- We organised the 4th course on Medicine Quality and Public Health and 1st International Conference on Medicine Quality and Public Health in Oxford, in 2018
- With the University of Health Sciences, we organise Science Cafés in Laos, which have become a regular feature of the Vientiane scientific ‘scene’. The topics discussed included road crashes, diabetes and post-partum food avoidance behaviour and dengue
- We are engaging with diverse departments in Ministry of Health and with WHO on innovative dashboards for the accessible and straightforward representation of data about the epidemiology of dengue, antimicrobial resistance and antimicrobial use in Laos.
LOMWRU has an active, successful postgraduate student programme for Lao and international students. If you’re interested in doing a postgraduate degree with us, have a look at MORU’s Students page. Then, contact one of our principal investigators for a potential supervisor or Prof Stuart Blacksell, Post-Graduate Student Coordinator.
- We assist with the publication of the Lao Medical Journal, the first Lao language medical journal.
- We continue to build extensive microbiology, molecular biology and serology diagnostic, clinical and research capacity in Mahosot Hospital – an essential pre-requisite for addressing the causes of infectious disease burden.
- We built and support the University of Health Sciences e-library, where all our papers are lodged
- We assist provincial hospitals in Luang Nam Tha, Salavan, Xieng Khouang & Vientiane Provinces and perform clinical research and build diagnostic and research human capacity through training and active participation.
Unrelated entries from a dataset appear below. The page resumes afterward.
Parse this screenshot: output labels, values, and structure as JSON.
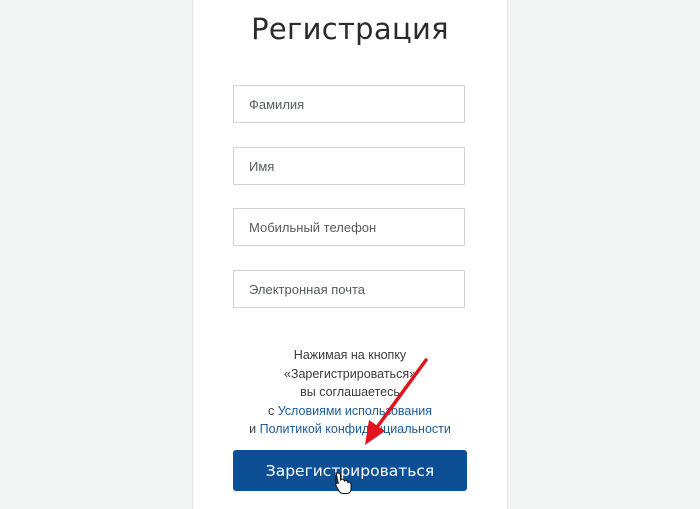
{
  "form": {
    "title": "Регистрация",
    "fields": [
      {
        "placeholder": "Фамилия",
        "value": ""
      },
      {
        "placeholder": "Имя",
        "value": ""
      },
      {
        "placeholder": "Мобильный телефон",
        "value": ""
      },
      {
        "placeholder": "Электронная почта",
        "value": ""
      }
    ],
    "agreement": {
      "line1": "Нажимая на кнопку",
      "line2": "«Зарегистрироваться»",
      "line3": "вы соглашаетесь",
      "prefix_terms": "с ",
      "terms_link": "Условиями использования",
      "prefix_privacy": "и ",
      "privacy_link": "Политикой конфиденциальности"
    },
    "submit_label": "Зарегистрироваться"
  },
  "colors": {
    "background": "#f4f5f5",
    "card": "#ffffff",
    "primary_button": "#0c4f95",
    "link": "#1b5b99",
    "annotation_arrow": "#e0141e"
  },
  "icons": {
    "cursor": "hand-pointer-icon",
    "annotation": "red-arrow"
  }
}
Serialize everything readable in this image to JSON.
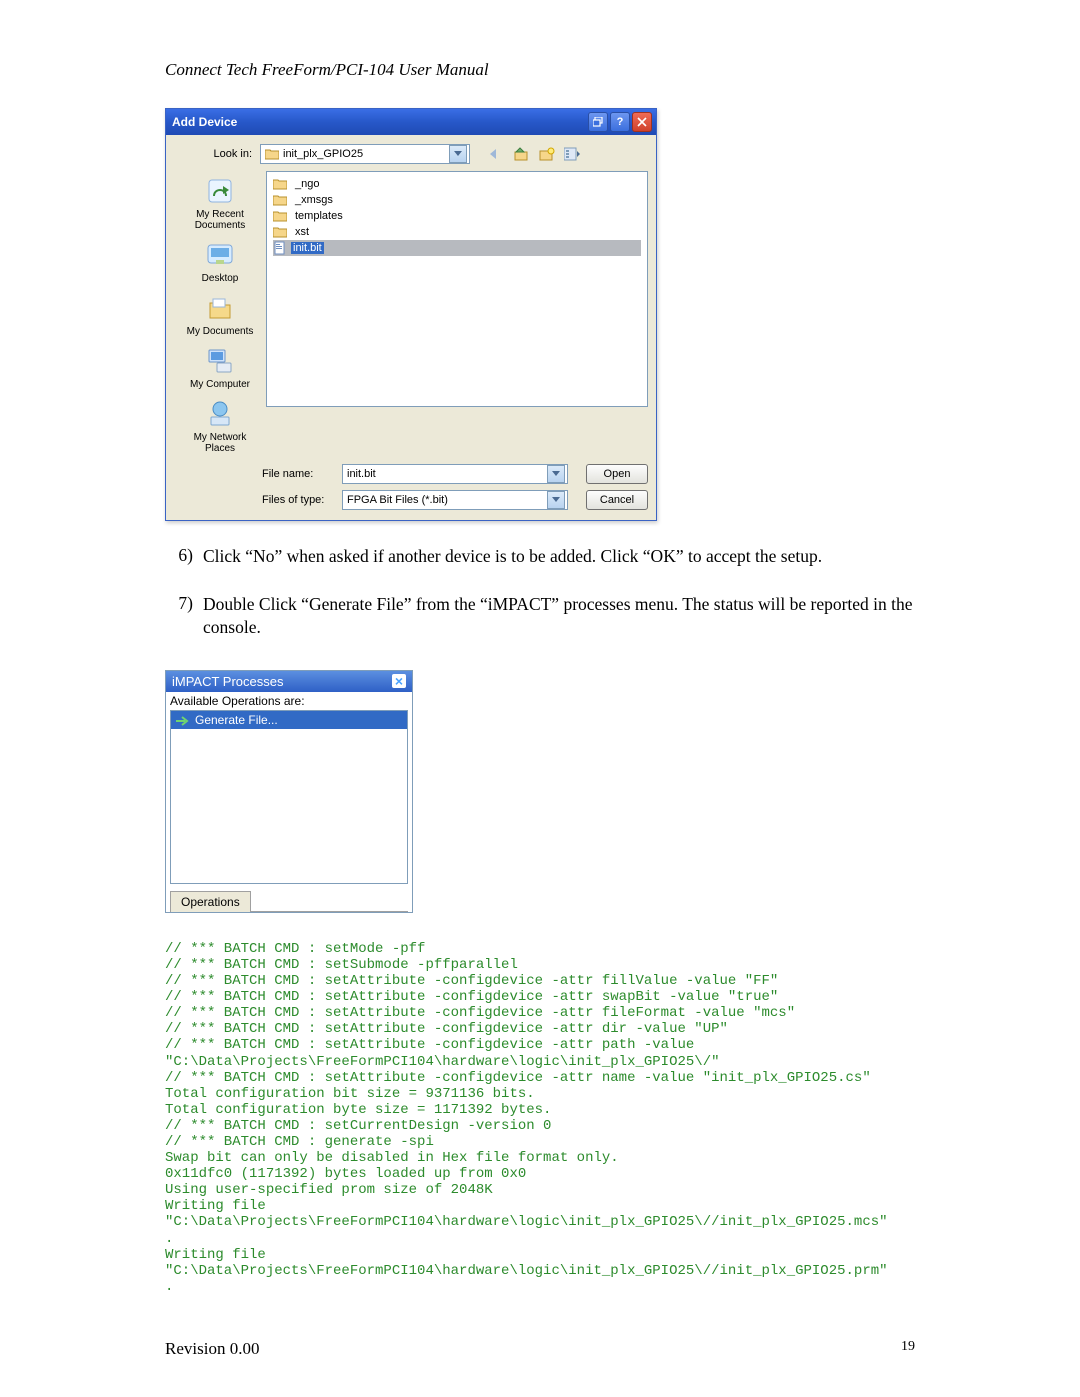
{
  "header": "Connect Tech FreeForm/PCI-104 User Manual",
  "dialog": {
    "title": "Add Device",
    "lookin_label": "Look in:",
    "lookin_value": "init_plx_GPIO25",
    "nav_icons": [
      "back-icon",
      "up-icon",
      "new-folder-icon",
      "views-icon"
    ],
    "places": [
      "My Recent Documents",
      "Desktop",
      "My Documents",
      "My Computer",
      "My Network Places"
    ],
    "files": [
      {
        "name": "_ngo",
        "type": "folder"
      },
      {
        "name": "_xmsgs",
        "type": "folder"
      },
      {
        "name": "templates",
        "type": "folder"
      },
      {
        "name": "xst",
        "type": "folder"
      },
      {
        "name": "init.bit",
        "type": "file",
        "selected": true
      }
    ],
    "filename_label": "File name:",
    "filename_value": "init.bit",
    "filetype_label": "Files of type:",
    "filetype_value": "FPGA Bit Files (*.bit)",
    "open_btn": "Open",
    "cancel_btn": "Cancel"
  },
  "steps": {
    "s6_num": "6)",
    "s6_text": "Click “No” when asked if another device is to be added.  Click “OK” to accept the setup.",
    "s7_num": "7)",
    "s7_text": "Double Click “Generate File” from the “iMPACT” processes menu.  The status will be reported in the console."
  },
  "impact": {
    "title": "iMPACT Processes",
    "avail": "Available Operations are:",
    "item": "Generate File...",
    "tab": "Operations"
  },
  "console_text": "// *** BATCH CMD : setMode -pff\n// *** BATCH CMD : setSubmode -pffparallel\n// *** BATCH CMD : setAttribute -configdevice -attr fillValue -value \"FF\"\n// *** BATCH CMD : setAttribute -configdevice -attr swapBit -value \"true\"\n// *** BATCH CMD : setAttribute -configdevice -attr fileFormat -value \"mcs\"\n// *** BATCH CMD : setAttribute -configdevice -attr dir -value \"UP\"\n// *** BATCH CMD : setAttribute -configdevice -attr path -value\n\"C:\\Data\\Projects\\FreeFormPCI104\\hardware\\logic\\init_plx_GPIO25\\/\"\n// *** BATCH CMD : setAttribute -configdevice -attr name -value \"init_plx_GPIO25.cs\"\nTotal configuration bit size = 9371136 bits.\nTotal configuration byte size = 1171392 bytes.\n// *** BATCH CMD : setCurrentDesign -version 0\n// *** BATCH CMD : generate -spi\nSwap bit can only be disabled in Hex file format only.\n0x11dfc0 (1171392) bytes loaded up from 0x0\nUsing user-specified prom size of 2048K\nWriting file\n\"C:\\Data\\Projects\\FreeFormPCI104\\hardware\\logic\\init_plx_GPIO25\\//init_plx_GPIO25.mcs\"\n.\nWriting file\n\"C:\\Data\\Projects\\FreeFormPCI104\\hardware\\logic\\init_plx_GPIO25\\//init_plx_GPIO25.prm\"\n.",
  "footer": {
    "revision": "Revision 0.00",
    "page": "19"
  }
}
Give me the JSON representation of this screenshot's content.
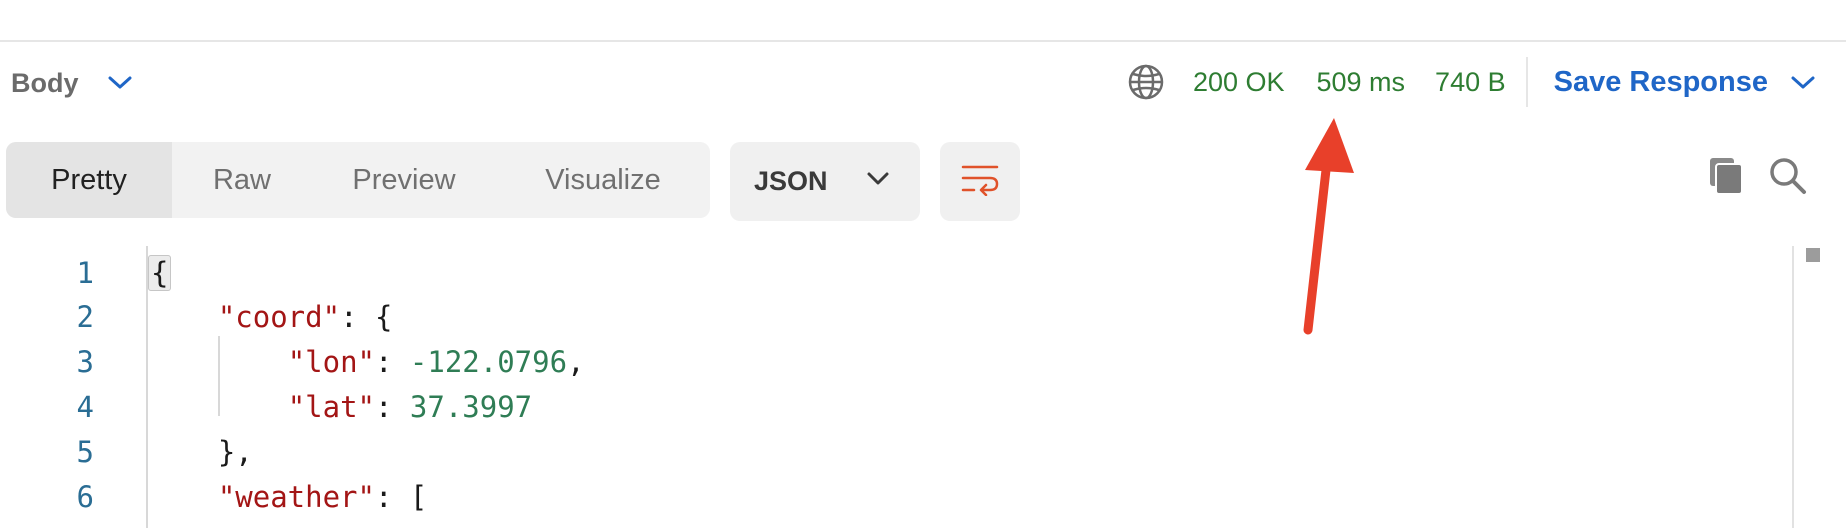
{
  "header": {
    "body_label": "Body",
    "status": {
      "code": "200 OK",
      "time": "509 ms",
      "size": "740 B"
    },
    "save_label": "Save Response",
    "status_color": "#2e7d32",
    "accent_color": "#1f66c7"
  },
  "toolbar": {
    "tabs": [
      {
        "label": "Pretty",
        "active": true
      },
      {
        "label": "Raw",
        "active": false
      },
      {
        "label": "Preview",
        "active": false
      },
      {
        "label": "Visualize",
        "active": false
      }
    ],
    "format": "JSON",
    "icons": [
      "wrap-lines-icon",
      "copy-icon",
      "search-icon",
      "globe-icon",
      "chevron-down-icon"
    ]
  },
  "annotation": {
    "arrow_color": "#e8402a",
    "points_to": "response-time"
  },
  "editor": {
    "lines": [
      {
        "num": "1",
        "indent": "",
        "key": "",
        "sep": "",
        "value": "",
        "punct": "{"
      },
      {
        "num": "2",
        "indent": "    ",
        "key": "\"coord\"",
        "sep": ": ",
        "value": "",
        "punct": "{"
      },
      {
        "num": "3",
        "indent": "        ",
        "key": "\"lon\"",
        "sep": ": ",
        "value": "-122.0796",
        "punct": ","
      },
      {
        "num": "4",
        "indent": "        ",
        "key": "\"lat\"",
        "sep": ": ",
        "value": "37.3997",
        "punct": ""
      },
      {
        "num": "5",
        "indent": "    ",
        "key": "",
        "sep": "",
        "value": "",
        "punct": "},"
      },
      {
        "num": "6",
        "indent": "    ",
        "key": "\"weather\"",
        "sep": ": ",
        "value": "",
        "punct": "["
      }
    ]
  }
}
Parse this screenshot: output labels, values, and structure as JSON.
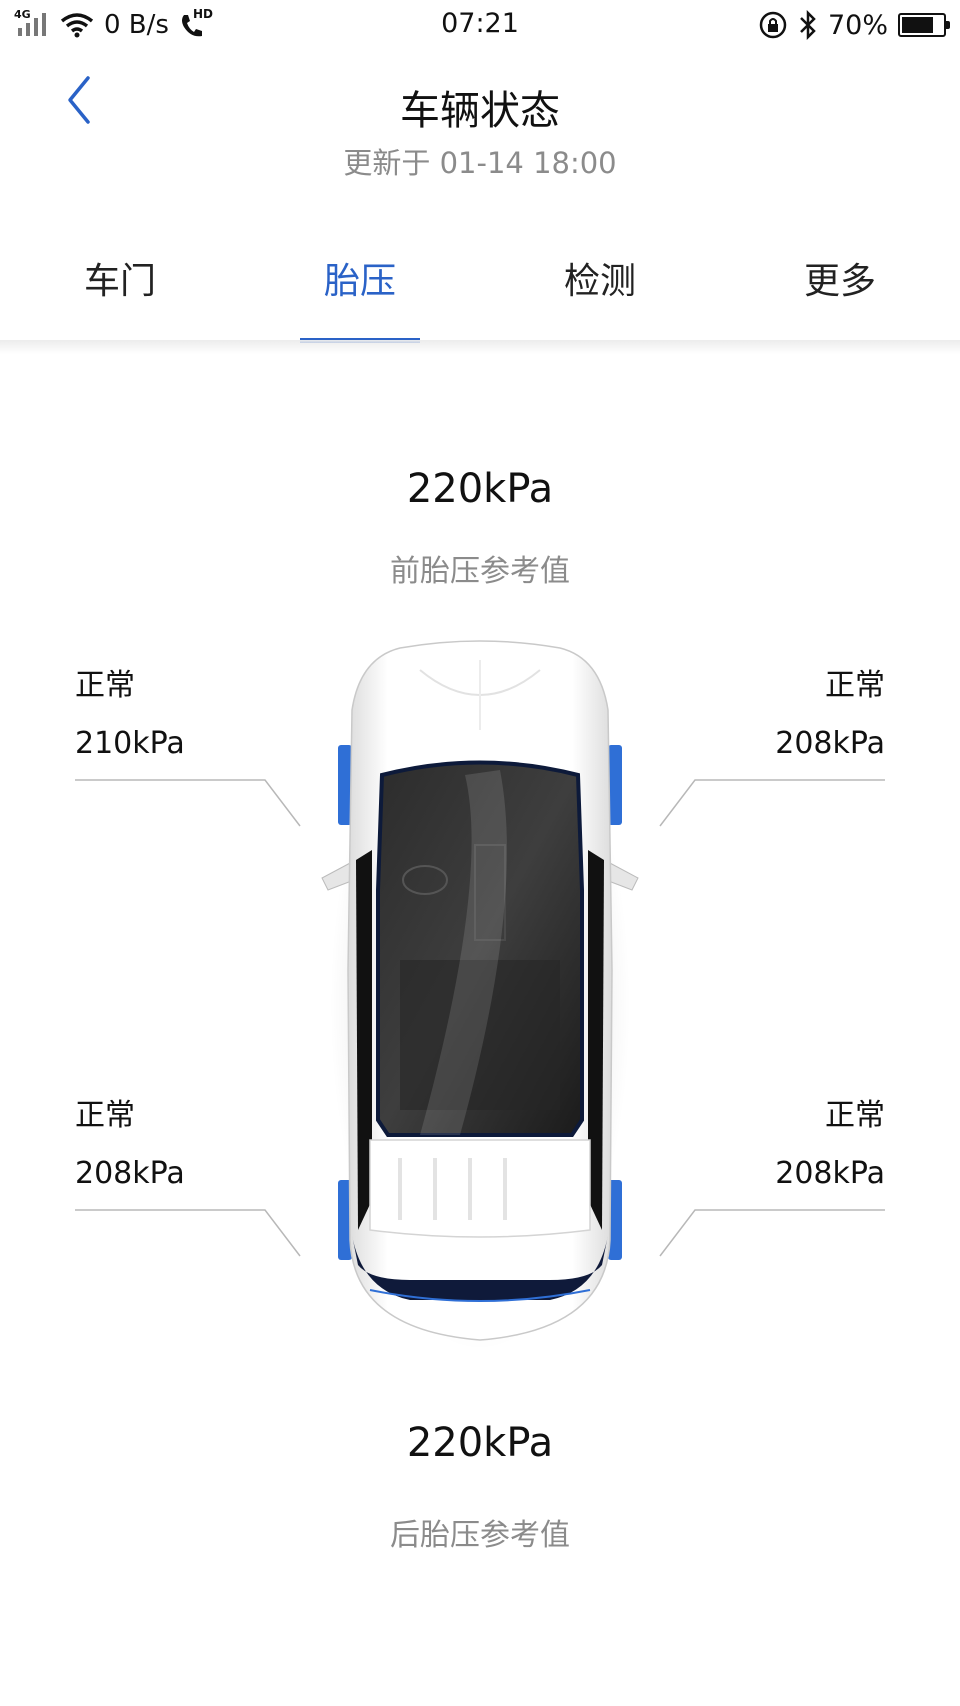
{
  "status_bar": {
    "network": "4G",
    "speed": "0 B/s",
    "call_badge": "HD",
    "time": "07:21",
    "battery": "70%",
    "battery_level": 0.7
  },
  "header": {
    "title": "车辆状态",
    "subtitle": "更新于 01-14 18:00"
  },
  "tabs": [
    {
      "label": "车门",
      "active": false
    },
    {
      "label": "胎压",
      "active": true
    },
    {
      "label": "检测",
      "active": false
    },
    {
      "label": "更多",
      "active": false
    }
  ],
  "front_reference": {
    "value": "220kPa",
    "label": "前胎压参考值"
  },
  "rear_reference": {
    "value": "220kPa",
    "label": "后胎压参考值"
  },
  "tires": {
    "front_left": {
      "status": "正常",
      "pressure": "210kPa"
    },
    "front_right": {
      "status": "正常",
      "pressure": "208kPa"
    },
    "rear_left": {
      "status": "正常",
      "pressure": "208kPa"
    },
    "rear_right": {
      "status": "正常",
      "pressure": "208kPa"
    }
  },
  "colors": {
    "accent": "#2a62c7",
    "secondary_text": "#8b8b8b"
  }
}
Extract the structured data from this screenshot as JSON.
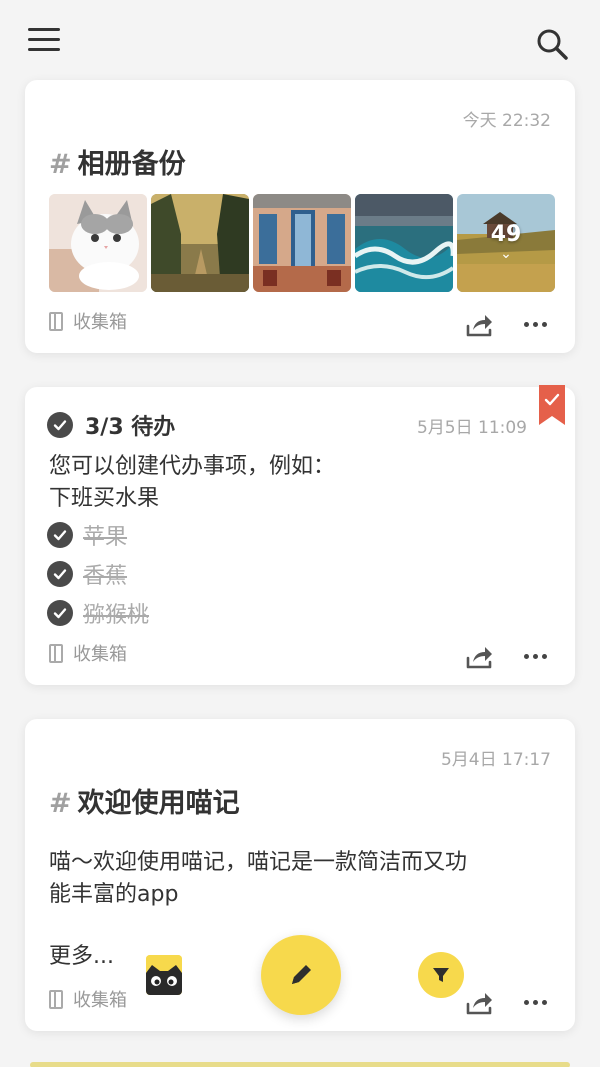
{
  "topbar": {
    "menu_icon": "hamburger-menu-icon",
    "search_icon": "search-icon"
  },
  "card1": {
    "time": "今天 22:32",
    "hash": "#",
    "title": "相册备份",
    "photo_count": "49",
    "notebook": "收集箱"
  },
  "card2": {
    "header": "3/3 待办",
    "time": "5月5日 11:09",
    "text_line1": "您可以创建代办事项，例如：",
    "text_line2": "下班买水果",
    "items": [
      "苹果",
      "香蕉",
      "猕猴桃"
    ],
    "notebook": "收集箱",
    "bookmark_color": "#e5604a"
  },
  "card3": {
    "time": "5月4日 17:17",
    "hash": "#",
    "title": "欢迎使用喵记",
    "body_line1": "喵～欢迎使用喵记，喵记是一款简洁而又功",
    "body_line2": "能丰富的app",
    "more": "更多...",
    "notebook": "收集箱"
  },
  "colors": {
    "accent": "#f7d94c",
    "text": "#333333",
    "muted": "#a8a8a8"
  }
}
- We are implementing partners in the Fleming Fund Lao Country Grant to strengthen AMR surveillance at three hospitals in the country and are working with a Thai University to develop an intensive training programme for Lao medical technologists.